**What you are asked to do:**
Based on the listing below, report how many lines contain the word "specialty". Nothing but the number, please.
☆ ☆ ☆
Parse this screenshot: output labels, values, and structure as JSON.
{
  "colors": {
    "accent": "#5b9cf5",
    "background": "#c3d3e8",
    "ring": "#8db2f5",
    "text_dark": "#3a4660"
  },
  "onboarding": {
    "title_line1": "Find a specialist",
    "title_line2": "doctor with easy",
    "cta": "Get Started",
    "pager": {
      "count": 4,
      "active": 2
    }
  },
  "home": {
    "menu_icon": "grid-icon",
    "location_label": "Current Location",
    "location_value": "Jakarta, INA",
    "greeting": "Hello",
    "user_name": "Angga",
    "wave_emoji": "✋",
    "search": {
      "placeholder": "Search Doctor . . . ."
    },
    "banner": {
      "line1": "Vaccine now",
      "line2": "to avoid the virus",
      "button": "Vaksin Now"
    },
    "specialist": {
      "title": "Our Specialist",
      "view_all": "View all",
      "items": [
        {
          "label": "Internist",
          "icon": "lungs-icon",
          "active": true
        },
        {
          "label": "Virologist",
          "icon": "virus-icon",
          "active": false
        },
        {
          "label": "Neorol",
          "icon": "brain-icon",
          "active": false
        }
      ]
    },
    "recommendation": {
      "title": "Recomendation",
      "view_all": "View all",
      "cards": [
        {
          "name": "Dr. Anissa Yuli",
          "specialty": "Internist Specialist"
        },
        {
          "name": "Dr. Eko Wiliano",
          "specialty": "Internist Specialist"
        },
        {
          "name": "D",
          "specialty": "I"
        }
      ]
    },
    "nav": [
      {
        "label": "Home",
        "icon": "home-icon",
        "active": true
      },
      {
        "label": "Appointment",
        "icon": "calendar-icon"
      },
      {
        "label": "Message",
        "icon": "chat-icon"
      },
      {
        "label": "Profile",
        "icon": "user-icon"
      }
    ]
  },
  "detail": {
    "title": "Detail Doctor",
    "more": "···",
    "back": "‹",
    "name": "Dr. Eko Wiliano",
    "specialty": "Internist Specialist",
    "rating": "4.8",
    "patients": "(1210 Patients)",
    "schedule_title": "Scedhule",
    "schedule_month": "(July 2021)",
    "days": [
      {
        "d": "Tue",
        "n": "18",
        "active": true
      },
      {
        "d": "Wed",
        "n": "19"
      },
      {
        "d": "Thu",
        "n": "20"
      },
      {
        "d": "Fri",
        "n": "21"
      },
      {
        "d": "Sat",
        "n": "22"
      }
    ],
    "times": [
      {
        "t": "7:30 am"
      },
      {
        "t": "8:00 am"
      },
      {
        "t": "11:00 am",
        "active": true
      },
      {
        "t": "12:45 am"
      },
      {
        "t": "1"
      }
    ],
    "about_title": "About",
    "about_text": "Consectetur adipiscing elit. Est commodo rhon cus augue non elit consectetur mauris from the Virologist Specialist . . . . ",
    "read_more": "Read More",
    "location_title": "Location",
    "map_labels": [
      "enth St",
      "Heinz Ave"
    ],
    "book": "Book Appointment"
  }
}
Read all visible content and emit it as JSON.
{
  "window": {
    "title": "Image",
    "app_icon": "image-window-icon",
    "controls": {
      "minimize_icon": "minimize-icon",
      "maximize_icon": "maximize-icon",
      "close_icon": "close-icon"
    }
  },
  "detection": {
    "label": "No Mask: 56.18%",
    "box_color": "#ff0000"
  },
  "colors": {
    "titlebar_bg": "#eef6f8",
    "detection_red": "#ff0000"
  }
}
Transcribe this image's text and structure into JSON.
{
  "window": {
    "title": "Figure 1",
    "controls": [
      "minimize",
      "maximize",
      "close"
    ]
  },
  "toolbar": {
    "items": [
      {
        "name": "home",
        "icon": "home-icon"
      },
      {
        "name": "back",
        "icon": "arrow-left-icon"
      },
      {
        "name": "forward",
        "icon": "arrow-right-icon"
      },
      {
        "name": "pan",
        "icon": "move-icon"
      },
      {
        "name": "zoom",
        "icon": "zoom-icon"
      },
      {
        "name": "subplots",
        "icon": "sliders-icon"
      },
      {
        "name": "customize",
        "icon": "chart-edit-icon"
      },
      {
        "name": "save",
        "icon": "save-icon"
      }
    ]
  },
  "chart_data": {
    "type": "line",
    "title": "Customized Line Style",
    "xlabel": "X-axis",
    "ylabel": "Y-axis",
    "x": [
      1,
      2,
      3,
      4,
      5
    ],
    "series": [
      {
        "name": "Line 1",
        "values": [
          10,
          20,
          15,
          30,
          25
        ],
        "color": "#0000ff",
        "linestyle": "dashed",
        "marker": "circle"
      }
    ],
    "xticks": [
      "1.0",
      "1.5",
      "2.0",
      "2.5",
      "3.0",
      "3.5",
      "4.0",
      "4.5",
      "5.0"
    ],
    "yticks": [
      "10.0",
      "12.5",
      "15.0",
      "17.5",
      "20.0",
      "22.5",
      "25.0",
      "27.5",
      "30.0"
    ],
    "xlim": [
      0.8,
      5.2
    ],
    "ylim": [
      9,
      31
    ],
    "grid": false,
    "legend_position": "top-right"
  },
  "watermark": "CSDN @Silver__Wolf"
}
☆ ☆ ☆
**Task solution:**
4